    Speed, in football, is essential everywhere but we have to improve it deep in the DB. Lewis has to be replaced and, like all of us, Flowers is slowing down.

    Maybe the worse job in sports is telling a great jock that he’s too slow, too old.

    The second worse job in sports is hearing it.

    Thank God for pinball.

  • February 27, 2014  - johnfromfairfax says:

    Speed is certainly the great equalizer in football and our lack of it in the deep secondary was apparent and ultimately exposed last year. Lewis should be and will be replaced. Flowers is a different story. He’s a pretty tough nut and I think he was playing with a bad knee all season long. Time will tell with him and he may be able to bounce back but we obviously need help in the secondary and the need for faster defenders is evident.

    At least we can now identify where we have to improve instead of looking at the whole roster as suspect and maybe having to blow the whole team up to improve. I’m with you JFW. I go by the slogan “the older I get the better I was”!

  • February 27, 2014  - R W says:

    Based on what I know from the past season and having viewed them play coupled with what they displayed at the Combine, my ‘board’ would be stacked thusly, depending on who is most likely to be there at #23:

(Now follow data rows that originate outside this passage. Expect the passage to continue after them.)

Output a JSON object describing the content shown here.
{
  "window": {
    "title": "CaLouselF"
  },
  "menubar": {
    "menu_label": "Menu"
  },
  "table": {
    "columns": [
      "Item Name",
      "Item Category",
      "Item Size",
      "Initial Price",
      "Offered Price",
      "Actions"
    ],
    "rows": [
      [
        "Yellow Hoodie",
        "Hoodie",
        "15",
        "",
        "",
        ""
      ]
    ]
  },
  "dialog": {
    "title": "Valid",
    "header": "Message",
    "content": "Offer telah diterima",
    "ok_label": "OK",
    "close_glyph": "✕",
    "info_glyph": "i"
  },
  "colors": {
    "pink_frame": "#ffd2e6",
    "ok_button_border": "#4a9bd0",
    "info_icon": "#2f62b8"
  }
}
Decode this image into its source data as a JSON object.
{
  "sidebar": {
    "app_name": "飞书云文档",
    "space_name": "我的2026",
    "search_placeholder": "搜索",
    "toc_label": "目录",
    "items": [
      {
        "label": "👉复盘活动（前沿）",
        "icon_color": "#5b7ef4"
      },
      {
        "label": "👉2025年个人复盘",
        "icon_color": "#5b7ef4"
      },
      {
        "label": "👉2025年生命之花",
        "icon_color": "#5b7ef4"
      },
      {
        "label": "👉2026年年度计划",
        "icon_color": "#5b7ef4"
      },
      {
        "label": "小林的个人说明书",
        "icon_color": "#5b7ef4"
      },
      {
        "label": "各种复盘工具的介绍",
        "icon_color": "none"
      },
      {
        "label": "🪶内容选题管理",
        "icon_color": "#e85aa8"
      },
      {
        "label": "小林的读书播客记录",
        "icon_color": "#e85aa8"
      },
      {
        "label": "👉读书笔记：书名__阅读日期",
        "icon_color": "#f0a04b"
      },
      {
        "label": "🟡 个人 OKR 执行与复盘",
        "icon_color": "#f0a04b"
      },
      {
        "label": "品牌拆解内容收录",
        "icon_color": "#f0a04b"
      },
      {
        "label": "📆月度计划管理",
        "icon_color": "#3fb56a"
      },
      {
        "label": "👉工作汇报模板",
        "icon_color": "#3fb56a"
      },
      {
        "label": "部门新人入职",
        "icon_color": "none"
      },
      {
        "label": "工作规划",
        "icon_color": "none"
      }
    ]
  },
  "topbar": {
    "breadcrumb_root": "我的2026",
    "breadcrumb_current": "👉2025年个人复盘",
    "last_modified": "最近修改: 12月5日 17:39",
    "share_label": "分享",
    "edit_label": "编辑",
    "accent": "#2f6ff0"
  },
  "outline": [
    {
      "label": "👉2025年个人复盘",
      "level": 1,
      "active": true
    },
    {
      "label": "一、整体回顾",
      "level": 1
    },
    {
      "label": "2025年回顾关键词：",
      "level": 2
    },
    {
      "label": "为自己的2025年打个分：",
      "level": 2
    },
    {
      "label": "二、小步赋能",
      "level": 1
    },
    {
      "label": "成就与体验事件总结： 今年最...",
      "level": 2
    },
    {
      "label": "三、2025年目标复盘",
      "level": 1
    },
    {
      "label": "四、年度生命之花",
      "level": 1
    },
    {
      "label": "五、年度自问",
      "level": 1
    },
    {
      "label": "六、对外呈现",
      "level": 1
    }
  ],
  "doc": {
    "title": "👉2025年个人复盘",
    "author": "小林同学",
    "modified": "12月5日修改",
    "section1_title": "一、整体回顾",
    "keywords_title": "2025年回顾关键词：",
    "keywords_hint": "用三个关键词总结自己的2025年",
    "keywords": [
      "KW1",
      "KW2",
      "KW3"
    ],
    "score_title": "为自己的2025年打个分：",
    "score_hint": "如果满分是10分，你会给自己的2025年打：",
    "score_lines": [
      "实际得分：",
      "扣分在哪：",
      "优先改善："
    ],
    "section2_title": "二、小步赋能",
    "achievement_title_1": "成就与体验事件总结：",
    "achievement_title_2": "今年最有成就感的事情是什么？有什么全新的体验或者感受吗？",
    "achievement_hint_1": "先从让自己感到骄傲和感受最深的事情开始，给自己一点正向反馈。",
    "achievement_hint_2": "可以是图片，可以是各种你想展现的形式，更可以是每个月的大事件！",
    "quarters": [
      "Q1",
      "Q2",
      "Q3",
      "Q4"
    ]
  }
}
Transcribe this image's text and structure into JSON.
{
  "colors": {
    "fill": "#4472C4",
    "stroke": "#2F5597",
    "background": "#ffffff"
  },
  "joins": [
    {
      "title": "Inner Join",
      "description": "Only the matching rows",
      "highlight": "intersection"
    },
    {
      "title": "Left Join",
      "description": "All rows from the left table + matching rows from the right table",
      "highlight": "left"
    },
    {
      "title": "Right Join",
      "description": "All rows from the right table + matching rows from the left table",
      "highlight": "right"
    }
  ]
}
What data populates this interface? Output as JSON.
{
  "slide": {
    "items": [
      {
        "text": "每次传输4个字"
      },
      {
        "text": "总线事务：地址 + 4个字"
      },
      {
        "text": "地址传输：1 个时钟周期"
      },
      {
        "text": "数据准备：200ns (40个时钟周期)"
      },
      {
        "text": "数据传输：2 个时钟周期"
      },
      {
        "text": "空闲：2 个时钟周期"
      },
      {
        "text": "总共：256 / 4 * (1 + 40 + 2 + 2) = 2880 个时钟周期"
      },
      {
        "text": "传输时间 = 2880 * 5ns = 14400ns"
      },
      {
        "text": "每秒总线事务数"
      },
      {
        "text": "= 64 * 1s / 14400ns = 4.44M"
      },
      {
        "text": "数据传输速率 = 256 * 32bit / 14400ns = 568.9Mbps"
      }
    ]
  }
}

    Ha Ha Clinton-Dix (Have to go with top need at S)
    Tre Mason (Most would not agree but he’s a force)
    Best WR (could be any of 4-5 guys)

    Ha Ha’s straight line speed was better than I thought it would be at around 4.50 so he gets the nod based on need, talent and pedigree.

  • February 27, 2014  - cychief24 says:

    I agree we need help at safety above all else. Lewis is too slow and Demps is too late.
    I wish we would sign Schwartz before he becomes a FA

  • February 28, 2014  - Johnfromwichita says:

    You know, I was wrong. The worse job in sports is, after playing from age four to eighteen, is being told you are not good enough to continue.

    So many high school seniors, playing football, basketball, swimming, darts, dating…whatever.

    Can’t go forward. They tried hard. It now ends.

    Good news is they tried.

    It will take a few years to reconcile that failure.

    Then, like me and JFF, they can say: “The older I am the better I was.”

    I feel for them but I expect, once recovered, they will be stronger.

    Is that why I love pinball so much?

    Eighty percent luck. Twenty percent skill.

    Sounds like life.

Get the Flash Player to see the slideshow.


Other News